**Task directions:**
Only a number is wanted here: the count of lines in the data below where the string "title" occurs.

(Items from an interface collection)
________________________________________

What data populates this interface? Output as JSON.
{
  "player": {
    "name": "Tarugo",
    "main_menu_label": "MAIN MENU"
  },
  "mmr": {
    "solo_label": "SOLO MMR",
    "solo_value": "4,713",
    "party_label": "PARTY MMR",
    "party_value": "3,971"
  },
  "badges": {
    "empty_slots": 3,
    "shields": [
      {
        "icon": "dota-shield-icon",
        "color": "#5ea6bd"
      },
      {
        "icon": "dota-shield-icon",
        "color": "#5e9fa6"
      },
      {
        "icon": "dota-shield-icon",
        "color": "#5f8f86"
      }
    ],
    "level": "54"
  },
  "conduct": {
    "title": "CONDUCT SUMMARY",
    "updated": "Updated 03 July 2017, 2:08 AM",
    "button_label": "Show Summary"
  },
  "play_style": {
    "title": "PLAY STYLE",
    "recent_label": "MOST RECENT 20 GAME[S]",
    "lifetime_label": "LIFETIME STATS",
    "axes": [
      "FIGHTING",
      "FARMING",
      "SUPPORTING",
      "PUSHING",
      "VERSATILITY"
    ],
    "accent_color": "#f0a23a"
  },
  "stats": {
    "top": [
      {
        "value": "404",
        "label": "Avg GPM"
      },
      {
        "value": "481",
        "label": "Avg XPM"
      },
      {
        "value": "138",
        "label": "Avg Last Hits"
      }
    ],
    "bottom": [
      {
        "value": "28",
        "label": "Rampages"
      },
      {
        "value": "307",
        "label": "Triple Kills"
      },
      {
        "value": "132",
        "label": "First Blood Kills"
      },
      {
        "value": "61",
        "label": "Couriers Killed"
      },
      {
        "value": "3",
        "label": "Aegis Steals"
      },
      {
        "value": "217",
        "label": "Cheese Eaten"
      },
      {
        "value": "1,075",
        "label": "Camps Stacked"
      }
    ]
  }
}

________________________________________

**Your solution:**
2